I was doing like 10 projects and this was one of them. This is the one that had more depth, this is the one that had more interest, this is the one that led me to India, where I spent the last five years, six months out of the year, dealing with not just my craftsmen but the guy that makes the wooden boxes. It's not just about fashion. I could give a rat's ass about fashion. This has led me to the farthest corners of the world to get this stuff made and the farthest corners of the world into my own history.

One of the things I read is that you're inspired by travel.

I like an open adventure but I don't like being a tourist. I love some sort of purpose, so wherever I am, I visit craftsmen.

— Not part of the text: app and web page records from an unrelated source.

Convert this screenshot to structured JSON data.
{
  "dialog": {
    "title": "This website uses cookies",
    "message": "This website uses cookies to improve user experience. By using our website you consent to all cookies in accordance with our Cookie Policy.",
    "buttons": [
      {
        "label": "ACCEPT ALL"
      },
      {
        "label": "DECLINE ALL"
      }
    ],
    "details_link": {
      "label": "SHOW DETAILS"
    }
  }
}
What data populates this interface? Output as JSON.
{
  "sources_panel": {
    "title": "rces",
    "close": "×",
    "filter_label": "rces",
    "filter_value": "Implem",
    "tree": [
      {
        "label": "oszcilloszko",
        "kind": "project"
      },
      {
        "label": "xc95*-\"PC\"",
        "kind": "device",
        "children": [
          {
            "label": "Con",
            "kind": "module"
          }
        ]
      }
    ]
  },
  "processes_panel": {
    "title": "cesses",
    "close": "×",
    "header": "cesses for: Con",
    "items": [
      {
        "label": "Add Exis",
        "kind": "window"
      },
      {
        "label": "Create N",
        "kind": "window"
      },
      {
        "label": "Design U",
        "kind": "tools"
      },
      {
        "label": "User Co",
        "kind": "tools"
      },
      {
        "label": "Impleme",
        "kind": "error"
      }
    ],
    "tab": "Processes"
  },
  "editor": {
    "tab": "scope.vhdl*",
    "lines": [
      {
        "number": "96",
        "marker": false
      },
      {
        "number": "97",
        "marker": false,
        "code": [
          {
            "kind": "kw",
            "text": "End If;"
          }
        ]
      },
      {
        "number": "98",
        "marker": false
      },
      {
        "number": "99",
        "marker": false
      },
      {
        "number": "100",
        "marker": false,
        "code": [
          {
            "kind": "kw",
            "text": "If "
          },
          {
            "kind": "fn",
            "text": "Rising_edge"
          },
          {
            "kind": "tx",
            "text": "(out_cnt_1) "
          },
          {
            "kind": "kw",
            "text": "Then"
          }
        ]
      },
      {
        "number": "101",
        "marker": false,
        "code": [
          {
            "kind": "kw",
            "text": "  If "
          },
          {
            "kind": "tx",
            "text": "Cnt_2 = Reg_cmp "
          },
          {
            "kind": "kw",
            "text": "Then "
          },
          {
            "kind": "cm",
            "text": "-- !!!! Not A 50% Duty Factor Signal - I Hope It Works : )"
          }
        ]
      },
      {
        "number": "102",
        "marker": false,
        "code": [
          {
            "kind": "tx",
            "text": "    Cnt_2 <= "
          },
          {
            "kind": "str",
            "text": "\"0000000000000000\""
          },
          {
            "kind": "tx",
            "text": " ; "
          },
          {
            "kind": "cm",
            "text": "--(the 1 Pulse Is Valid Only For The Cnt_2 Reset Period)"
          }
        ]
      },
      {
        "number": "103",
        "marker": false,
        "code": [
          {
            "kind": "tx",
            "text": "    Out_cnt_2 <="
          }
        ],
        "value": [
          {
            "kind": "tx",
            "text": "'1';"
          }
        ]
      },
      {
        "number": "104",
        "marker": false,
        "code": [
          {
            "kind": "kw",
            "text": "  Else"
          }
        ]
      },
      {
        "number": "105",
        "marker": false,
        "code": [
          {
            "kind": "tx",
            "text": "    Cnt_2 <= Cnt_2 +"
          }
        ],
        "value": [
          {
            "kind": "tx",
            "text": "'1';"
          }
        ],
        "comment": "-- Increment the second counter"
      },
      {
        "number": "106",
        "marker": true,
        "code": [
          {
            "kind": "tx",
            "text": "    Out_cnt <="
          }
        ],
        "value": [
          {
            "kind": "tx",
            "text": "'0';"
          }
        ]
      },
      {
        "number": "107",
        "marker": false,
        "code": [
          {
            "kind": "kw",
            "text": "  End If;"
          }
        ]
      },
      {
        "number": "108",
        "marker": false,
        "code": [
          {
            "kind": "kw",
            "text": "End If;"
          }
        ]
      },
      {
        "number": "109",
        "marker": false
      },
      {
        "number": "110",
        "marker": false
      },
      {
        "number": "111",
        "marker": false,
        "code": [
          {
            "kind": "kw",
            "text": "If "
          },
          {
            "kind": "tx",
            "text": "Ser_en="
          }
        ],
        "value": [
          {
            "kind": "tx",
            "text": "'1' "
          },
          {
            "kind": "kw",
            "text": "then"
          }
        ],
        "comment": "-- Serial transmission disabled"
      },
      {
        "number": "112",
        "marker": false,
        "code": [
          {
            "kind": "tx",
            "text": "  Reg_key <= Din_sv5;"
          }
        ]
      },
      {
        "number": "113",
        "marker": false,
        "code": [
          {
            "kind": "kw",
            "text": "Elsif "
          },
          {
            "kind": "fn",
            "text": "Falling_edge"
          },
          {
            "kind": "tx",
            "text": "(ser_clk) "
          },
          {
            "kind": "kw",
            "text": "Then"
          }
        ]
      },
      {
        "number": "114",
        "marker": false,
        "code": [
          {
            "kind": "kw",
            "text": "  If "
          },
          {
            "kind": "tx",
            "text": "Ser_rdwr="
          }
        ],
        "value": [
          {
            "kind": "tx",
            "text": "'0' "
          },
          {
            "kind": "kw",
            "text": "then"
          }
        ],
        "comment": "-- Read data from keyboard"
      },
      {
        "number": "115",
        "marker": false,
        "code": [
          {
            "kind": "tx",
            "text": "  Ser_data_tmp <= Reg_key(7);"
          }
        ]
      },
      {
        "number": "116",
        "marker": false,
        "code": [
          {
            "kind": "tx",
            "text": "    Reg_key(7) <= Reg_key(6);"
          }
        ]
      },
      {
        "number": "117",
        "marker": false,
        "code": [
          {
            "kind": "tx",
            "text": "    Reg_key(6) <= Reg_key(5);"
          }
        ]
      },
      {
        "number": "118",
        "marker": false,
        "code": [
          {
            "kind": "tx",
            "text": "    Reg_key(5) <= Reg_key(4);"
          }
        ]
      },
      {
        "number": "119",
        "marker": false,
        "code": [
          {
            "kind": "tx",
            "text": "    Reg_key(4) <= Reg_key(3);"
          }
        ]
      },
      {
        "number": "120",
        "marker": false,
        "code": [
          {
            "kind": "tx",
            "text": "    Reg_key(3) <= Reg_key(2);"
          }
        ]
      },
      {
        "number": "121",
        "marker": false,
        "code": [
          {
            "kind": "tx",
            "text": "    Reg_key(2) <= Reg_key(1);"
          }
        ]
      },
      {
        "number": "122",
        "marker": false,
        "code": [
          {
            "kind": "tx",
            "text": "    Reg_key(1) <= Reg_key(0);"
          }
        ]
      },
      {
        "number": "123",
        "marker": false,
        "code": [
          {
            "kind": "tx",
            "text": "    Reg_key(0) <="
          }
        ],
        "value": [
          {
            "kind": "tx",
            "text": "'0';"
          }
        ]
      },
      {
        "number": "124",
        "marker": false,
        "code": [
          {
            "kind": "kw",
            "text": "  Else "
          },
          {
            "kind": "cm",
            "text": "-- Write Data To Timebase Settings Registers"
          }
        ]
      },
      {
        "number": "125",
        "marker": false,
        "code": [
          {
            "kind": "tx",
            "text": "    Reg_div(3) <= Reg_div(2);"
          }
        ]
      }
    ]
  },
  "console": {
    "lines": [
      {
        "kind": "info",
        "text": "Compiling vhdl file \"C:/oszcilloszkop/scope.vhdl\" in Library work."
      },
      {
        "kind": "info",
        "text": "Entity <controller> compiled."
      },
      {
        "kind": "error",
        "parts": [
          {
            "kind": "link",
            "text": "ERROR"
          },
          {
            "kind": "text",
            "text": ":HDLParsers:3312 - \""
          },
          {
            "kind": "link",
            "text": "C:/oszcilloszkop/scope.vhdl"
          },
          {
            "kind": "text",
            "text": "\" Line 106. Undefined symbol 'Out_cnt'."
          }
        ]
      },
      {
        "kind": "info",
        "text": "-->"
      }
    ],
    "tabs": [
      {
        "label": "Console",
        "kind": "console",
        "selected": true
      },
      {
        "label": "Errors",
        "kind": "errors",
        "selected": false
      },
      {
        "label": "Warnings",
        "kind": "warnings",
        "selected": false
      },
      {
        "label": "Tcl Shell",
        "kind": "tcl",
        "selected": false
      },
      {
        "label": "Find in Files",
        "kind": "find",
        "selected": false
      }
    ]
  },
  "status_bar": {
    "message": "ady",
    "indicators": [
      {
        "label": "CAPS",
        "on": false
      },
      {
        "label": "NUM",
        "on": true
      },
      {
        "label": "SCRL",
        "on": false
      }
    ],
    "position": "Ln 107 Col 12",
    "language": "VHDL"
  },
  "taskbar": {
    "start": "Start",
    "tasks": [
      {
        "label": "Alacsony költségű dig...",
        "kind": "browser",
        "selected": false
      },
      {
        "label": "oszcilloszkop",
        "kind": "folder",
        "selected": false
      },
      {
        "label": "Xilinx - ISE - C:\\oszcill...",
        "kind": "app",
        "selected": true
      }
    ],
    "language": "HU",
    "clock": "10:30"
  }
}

I'm curious about how things are made and where they're made and who makes them the best. Travel is a big part of what I do, but I'm a New Yorker. That's the only ethnicity I feel most comfortable with.

You were raised in New York?

I was raised in New York. That's my ethnicity. But other than that I'm as comfortable in New York as I am in L.A. or Paris or Jaipur or Tokyo.

Do you ever use a muse when you create?

It's about the search for that muse. There are muses that have been in my life, and it's about the search for that one muse.

Do you think at some point you might do RTW or clothing?

I don't see it. If something happens and lightning strikes … but I don't think it's something that falls under House of Waris. I don't think RTW falls under House of Waris.

Would you ever do a line of bags?

Yet to be determined. Yet to be determined.


Photo courtesy of House of Waris

Handmade scarves by House of Waris, $1,295

Have you found that people try to label you—you're an actor or a jeweler …

I think they're comfortable now with actor-jeweler. I think the scarf thing is going to throw them off. [laughs]

Well, people like labels.

Which is fine, I don't really care. I understand people need labels: name, what they do. But I'm just going to continue making it more difficult for them to do that as we introduce more categories. And so: jeweler-scarf-maker-blank-blank-blank.

How has the experience been at the CFDA Incubator space?

It's been great.

The camaraderie, I heard, is amazing.

That was my most difficult thing, because I've always been a lone wolf.

But I see you at events and you're always surrounded by people.

I mean, with where I position the brand, it's always on its own. There's a lone wolf feeling internally. But the brands here [in the Incubator] are great, and more than the brands here, the people are great. I've had wonderful friendships that have come from here. I'm very close to Bibhu [Mohapatra]; my mom is very close to Bibhu.

House of Waris is available at Barneys New York, Maxfield, Colette, and more. See House of Waris for a complete list of stores.